Colloquium Coverage

CLAGS’s second annual year of hosting a Graduate Student Colloquium kicked off with
a bang as Robert Kaplan (pictured) presented a portion of his dissertation work in his
talk, “The Federalist Papers and the Bonds of White Men in the Vision of the New Nation.”
Kaplan, a PhD student in English at CUNY’s Graduate Center, whose work looks at the
question of national identity in post-revolutionary America through male-male relationships,
spoke more specifically about the Federalist Papers and the importance of reading them as
propaganda. Through an exploration of philosophers like Locke, Hutchinson, and Smith,
Kaplan argues that gendered meanings are deeply imbedded in this historical text, and that,
as a tool of propaganda, the Papers, originally a serial publication, helped to reinforce the
ruling class as “an elite movement of webs of white men.”
At an October colloquium session, CUNY theater professor David Savran argued that
Jane Bowles’s play In the Summer House “illuminates the structure of heterosexuality.” And in
November, Dutch scholar Gert Hekma and East Timorese graduate student Joaninha de
Araujo Quintao — both invited to the working meeting on an International Resource Network
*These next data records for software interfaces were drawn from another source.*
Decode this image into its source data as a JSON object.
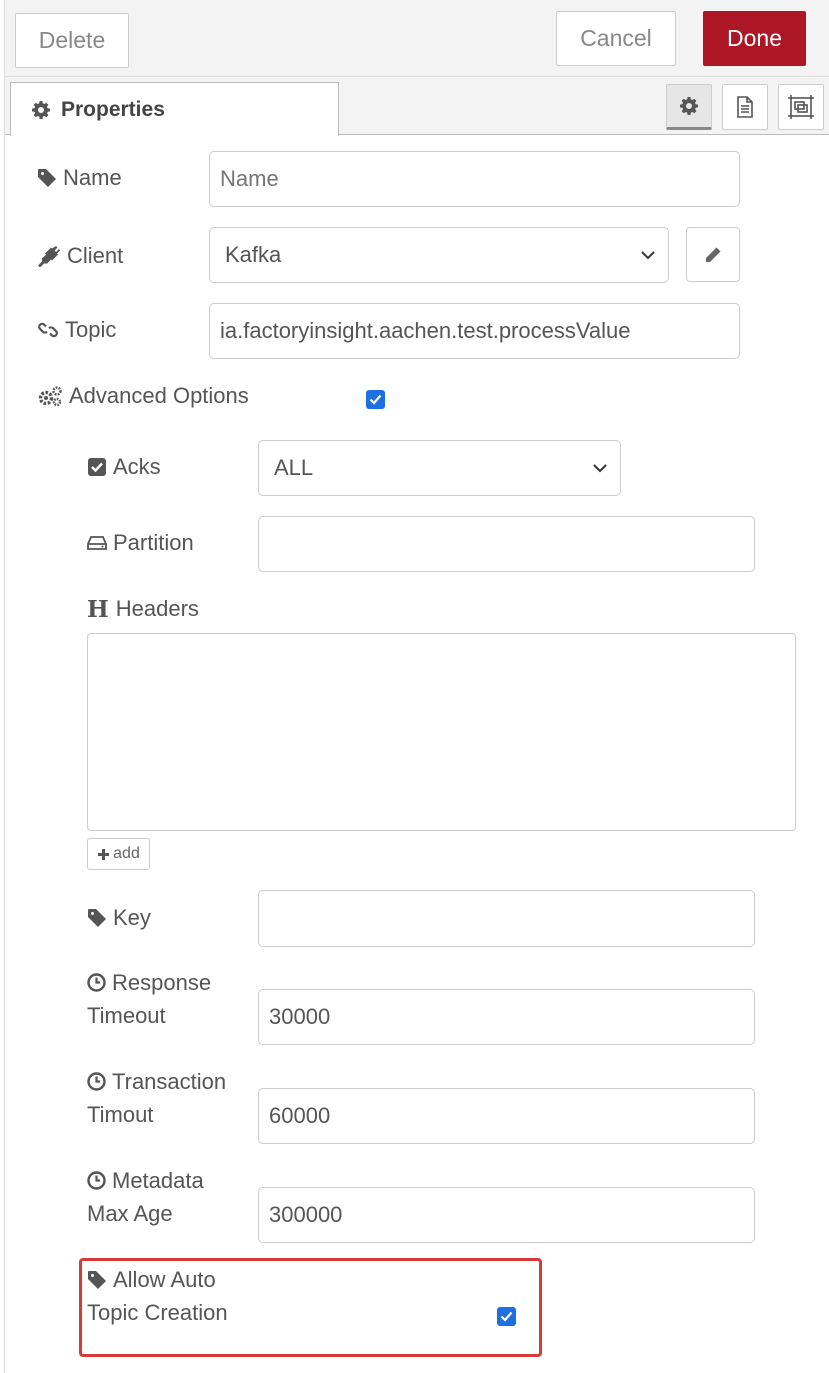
{
  "toolbar": {
    "delete_label": "Delete",
    "cancel_label": "Cancel",
    "done_label": "Done",
    "done_color": "#ad1625"
  },
  "tabs": {
    "properties_label": "Properties",
    "buttons": [
      "gear-icon",
      "document-icon",
      "frame-icon"
    ]
  },
  "form": {
    "name": {
      "label": "Name",
      "placeholder": "Name",
      "value": ""
    },
    "client": {
      "label": "Client",
      "value": "Kafka"
    },
    "topic": {
      "label": "Topic",
      "value": "ia.factoryinsight.aachen.test.processValue"
    },
    "advanced": {
      "label": "Advanced Options",
      "checked": true
    },
    "acks": {
      "label": "Acks",
      "value": "ALL"
    },
    "partition": {
      "label": "Partition",
      "value": ""
    },
    "headers": {
      "label": "Headers",
      "add_label": "add"
    },
    "key": {
      "label": "Key",
      "value": ""
    },
    "response_timeout": {
      "label_line1": "Response",
      "label_line2": "Timeout",
      "value": "30000"
    },
    "transaction_timeout": {
      "label_line1": "Transaction",
      "label_line2": "Timout",
      "value": "60000"
    },
    "metadata_max_age": {
      "label_line1": "Metadata",
      "label_line2": "Max Age",
      "value": "300000"
    },
    "auto_topic": {
      "label_line1": "Allow Auto",
      "label_line2": "Topic Creation",
      "checked": true
    }
  },
  "colors": {
    "checkbox": "#1e6fe0",
    "highlight": "#d83a3a"
  }
}
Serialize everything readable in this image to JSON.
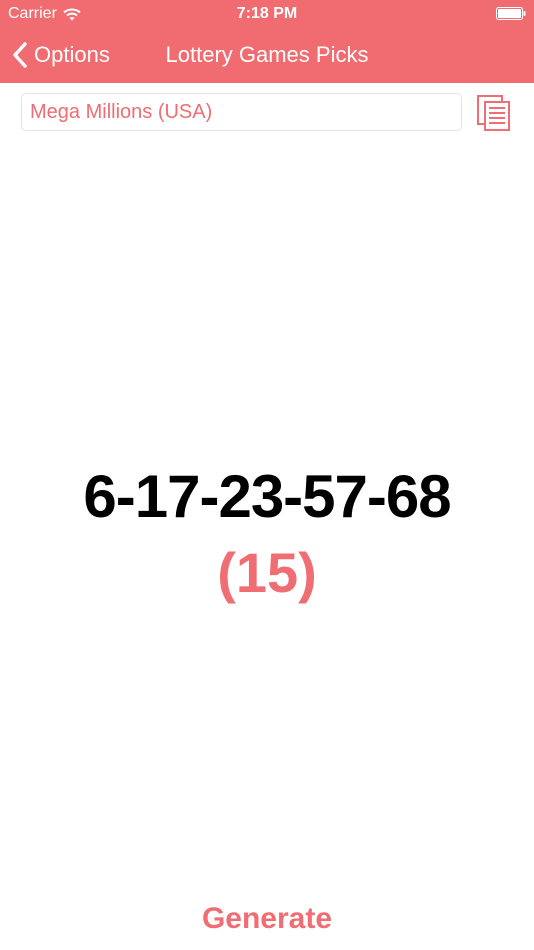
{
  "status_bar": {
    "carrier": "Carrier",
    "time": "7:18 PM"
  },
  "nav": {
    "back_label": "Options",
    "title": "Lottery Games Picks"
  },
  "game_picker": {
    "selected": "Mega Millions (USA)"
  },
  "result": {
    "numbers": "6-17-23-57-68",
    "bonus": "(15)"
  },
  "actions": {
    "generate_label": "Generate"
  },
  "colors": {
    "header": "#f06c70",
    "accent": "#ef6d73"
  },
  "icons": {
    "back": "chevron-left-icon",
    "wifi": "wifi-icon",
    "battery": "battery-icon",
    "list": "document-list-icon"
  }
}
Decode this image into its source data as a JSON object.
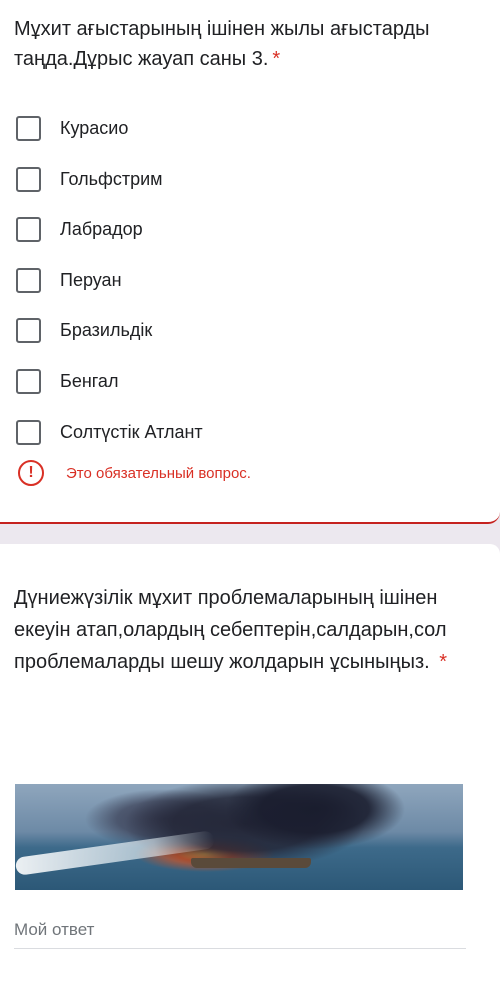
{
  "question1": {
    "title": "Мұхит ағыстарының ішінен жылы ағыстарды таңда.Дұрыс жауап саны 3.",
    "required_mark": "*",
    "options": [
      {
        "label": "Курасио",
        "checked": false
      },
      {
        "label": "Гольфстрим",
        "checked": false
      },
      {
        "label": "Лабрадор",
        "checked": false
      },
      {
        "label": "Перуан",
        "checked": false
      },
      {
        "label": "Бразильдік",
        "checked": false
      },
      {
        "label": "Бенгал",
        "checked": false
      },
      {
        "label": "Солтүстік Атлант",
        "checked": false
      }
    ],
    "error": {
      "icon": "!",
      "text": "Это обязательный вопрос."
    }
  },
  "question2": {
    "title": "Дүниежүзілік мұхит проблемаларының ішінен екеуін атап,олардың себептерін,салдарын,сол проблемаларды шешу жолдарын ұсыныңыз.",
    "required_mark": "*",
    "answer_placeholder": "Мой ответ"
  },
  "colors": {
    "error": "#d93025",
    "checkbox_border": "#5f6368",
    "page_bg": "#ece8ef"
  }
}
— shared a colloquium platform. Quintao showed ancient indigenous images of women’s
powerful sexuality and described how such imagery and ideals had been suppressed in
recent centuries; Hekma detailed the limitations of Dutch tolerance for gays and lesbians and
called for a true sexual revolution. u